Sophia Hester and Louisa Jones
Pioneer Memorial Service 1992
Royal Western Australian Historical Society's
Annual Pioneers Memorial Service
on Sunday 7 June 1992 at St Bartholomews Church, East Perth Cemeteries,
Commemorating Sophia Hester and Louisa Jones
Louisa Jones died on 23rd December 1830 giving birth to the first European children conceived in Western Australia.
The infant son, Joseph, was to live only a few months, but Louisa left five other children to her husband Richard. Fortunately, Richard had confidence in himself and could turn his hand to everything from goldsmithing and printing the intricate wording for the windows of the Anglican Cathedral in Perth to being an active member of the first Perth Town Trust before venturing out to a pioneering life. The original family home on the Blackwood River was named Southampton House and still stands today.
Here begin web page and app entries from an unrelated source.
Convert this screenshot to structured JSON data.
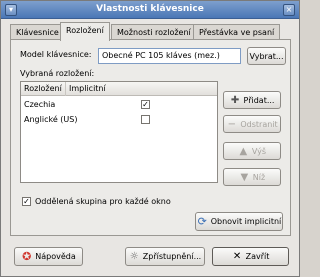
{
  "window": {
    "title": "Vlastnosti klávesnice"
  },
  "tabs": [
    "Klávesnice",
    "Rozložení",
    "Možnosti rozložení",
    "Přestávka ve psaní"
  ],
  "layout_tab": {
    "model_label": "Model klávesnice:",
    "model_value": "Obecné PC 105 kláves (mez.)",
    "choose_button": "Vybrat...",
    "selected_label": "Vybraná rozložení:",
    "columns": [
      "Rozložení",
      "Implicitní"
    ],
    "rows": [
      {
        "name": "Czechia",
        "default": true
      },
      {
        "name": "Anglické (US)",
        "default": false
      }
    ],
    "add_button": "Přidat...",
    "remove_button": "Odstranit",
    "up_button": "Výš",
    "down_button": "Níž",
    "separate_group_label": "Oddělená skupina pro každé okno",
    "separate_group_checked": true,
    "reset_button": "Obnovit implicitní"
  },
  "footer": {
    "help_button": "Nápověda",
    "accessibility_button": "Zpřístupnění...",
    "close_button": "Zavřít"
  },
  "icons": {
    "add": "plus-icon",
    "remove": "minus-icon",
    "up": "arrow-up-icon",
    "down": "arrow-down-icon",
    "reset": "refresh-icon",
    "help": "lifebuoy-icon",
    "accessibility": "accessibility-icon",
    "close": "close-x-icon"
  }
}
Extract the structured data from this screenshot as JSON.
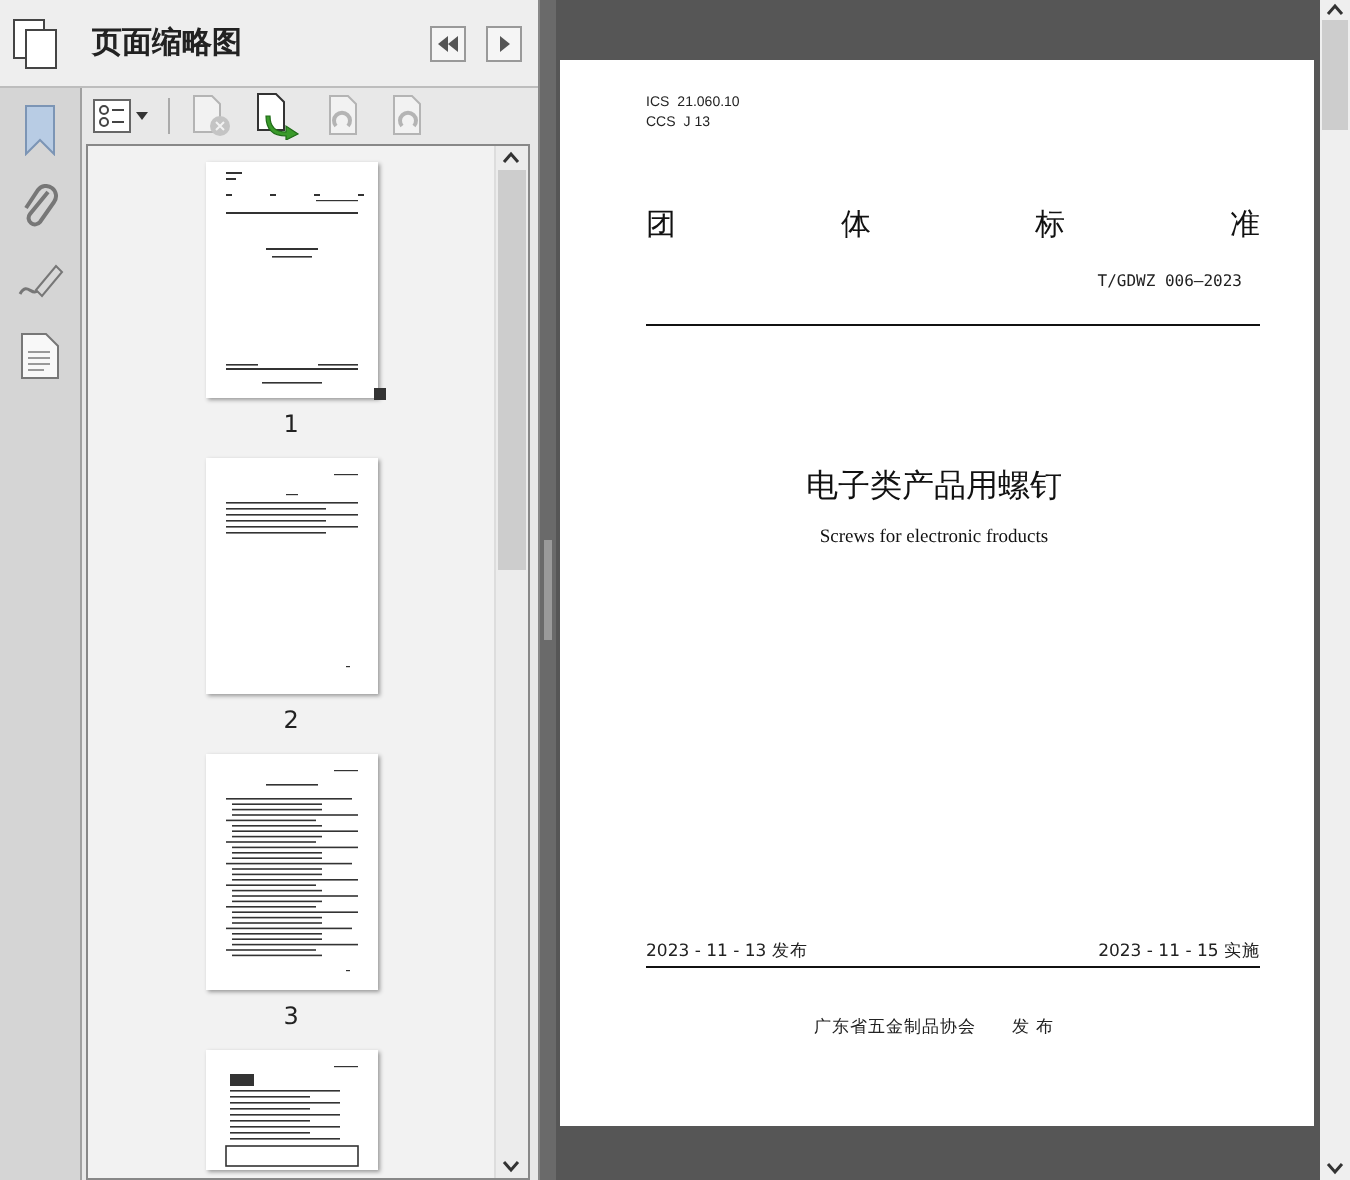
{
  "panel": {
    "title": "页面缩略图"
  },
  "thumbnails": [
    {
      "label": "1",
      "kind": "cover",
      "selected": true
    },
    {
      "label": "2",
      "kind": "sparse",
      "selected": false
    },
    {
      "label": "3",
      "kind": "dense",
      "selected": false
    },
    {
      "kind": "table",
      "selected": false
    }
  ],
  "document": {
    "ics_label": "ICS",
    "ics_code": "21.060.10",
    "ccs_label": "CCS",
    "ccs_code": "J 13",
    "standard_type": [
      "团",
      "体",
      "标",
      "准"
    ],
    "number": "T/GDWZ 006—2023",
    "title": "电子类产品用螺钉",
    "subtitle": "Screws for electronic froducts",
    "issued": "2023 - 11 - 13 发布",
    "effective": "2023 - 11 - 15 实施",
    "publisher": "广东省五金制品协会",
    "publish_word": "发 布"
  }
}
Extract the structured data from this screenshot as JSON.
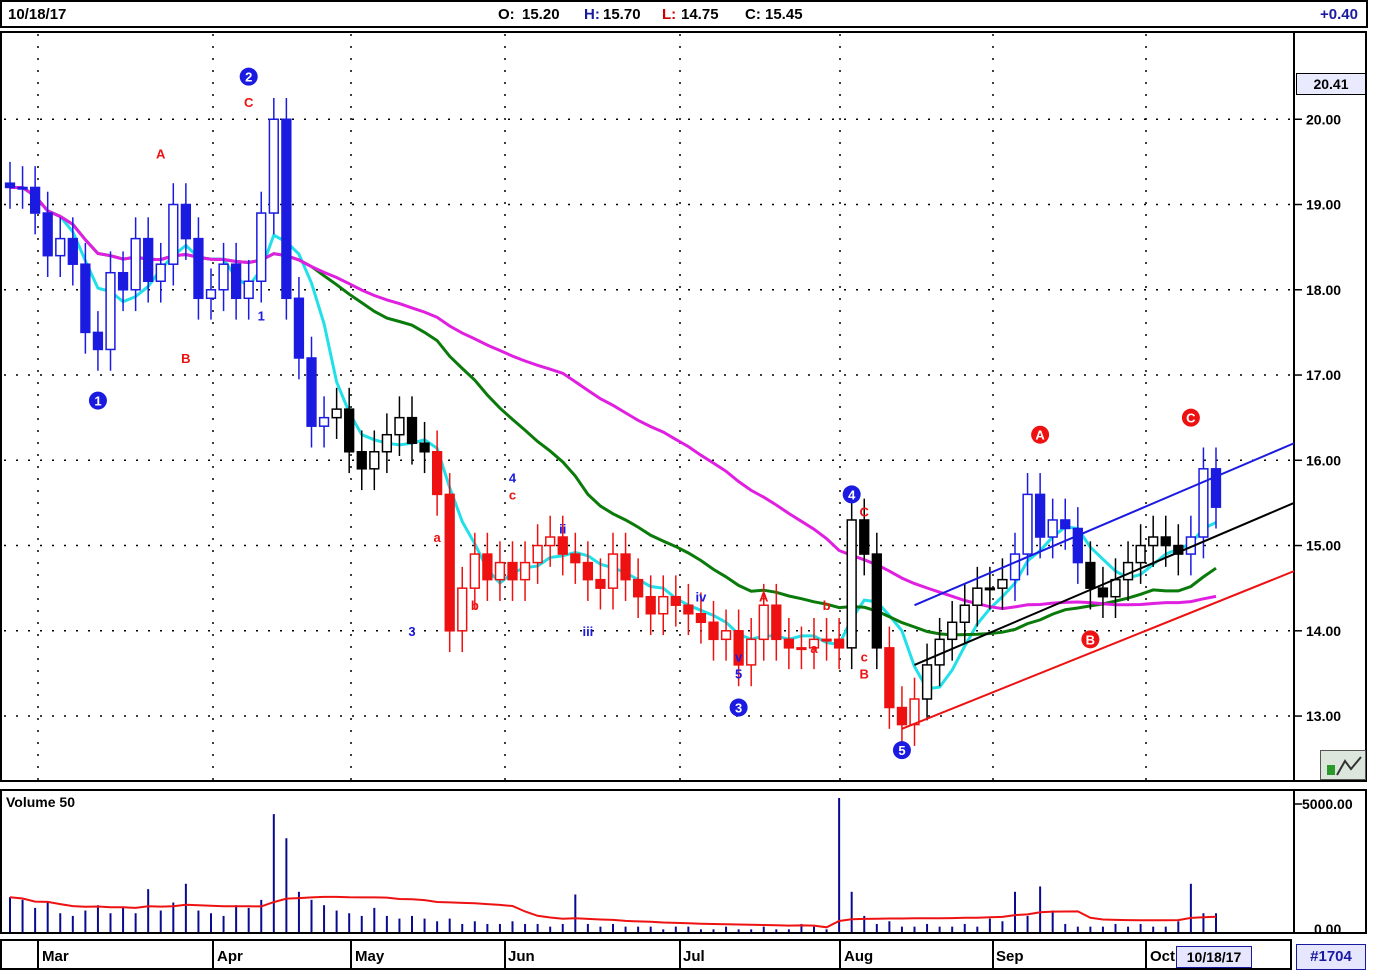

Richard never remarried and his two sons remained bachelors. Of the daughters, young Louisa married Adam Armstrong, whose family established Dalkeith Farm in the area of the present suburb of that name. Three grand-daughters married into the pioneering Dempster family of Buckland House. Descendants of Louisa Jones, such as the Pattons of Waddi Forest, the Armstrongs of Bridgetown, the Yorks and Scotts of Watheroo, have pioneered farming properties throughout the state, besides being active in the timber and mining industries.
It is unfortunate that the tombstone of Louisa Jones is no longer standing. Records show that it remained in the cemetery until about the mid 1950s and was the oldest surviving tombstone. When it disappeared descendants had a new one built incorporating both Louisa and Richard on the same headstone which now stands in a family plot.
Sophia Hester of Canning, Western Australia was born in London on December 2, 1795, the daughter of John and Sarah Everett, and died just after her 35th birthday. Nothing is known directly of her until she married Thomas Hester in 1817 when she was twenty-two. Thomas had entered the British Army in the 60th Rifles as a Lieutenant, but was forced to resign his active duty in 1816 after having killed a brother officer in a duel. It was a legend, at least in the family, that the duel was fought about Sophia. In any event, the two were married shortly after these happenings and because dueling was by then outlawed in England, Thomas was exiled and had to remain abroad. For the next twelve years the couple lived in Calais, where their five children are recorded as having been born.
On June 1st, 1829 the Hester family set sail for the Swan River in the Lotus, which Joshua and James Gregory had chartered. The ship was 350 tons registered with Lloyds and carrying about 100 passengers, including children. It may be deduced that the experience of living in Calais, so close and yet so far from home, and the thought of unending exile in a foreign country, together with the prospect of over 6,000 acres of land, must have prompted Thomas and Sophia to risk the long and dangerous sea voyage to an unknown country.
On November 9, 1829, just over a month after arrival, Thomas took up 200 acres on the Canning River near where Langford is now and where a park has been named Hester. Later, with the addition of other land, the property was called Red Cliff Farm. Sophia had in her care at this time son Thomas aged eleven, Edward aged nine, Sarah seven, Robert five and Fredrick two years. In April 1830 she was pregnant again, but the harsh conditions were to prove too much for her. She lost her new-born son John and within a week she too had passed away.
The citation ended with a tribute to the first settlers' courage and perseverance and to the women like Sophia who agreed to come with their husbands to this unknown place and who died in the doing of it.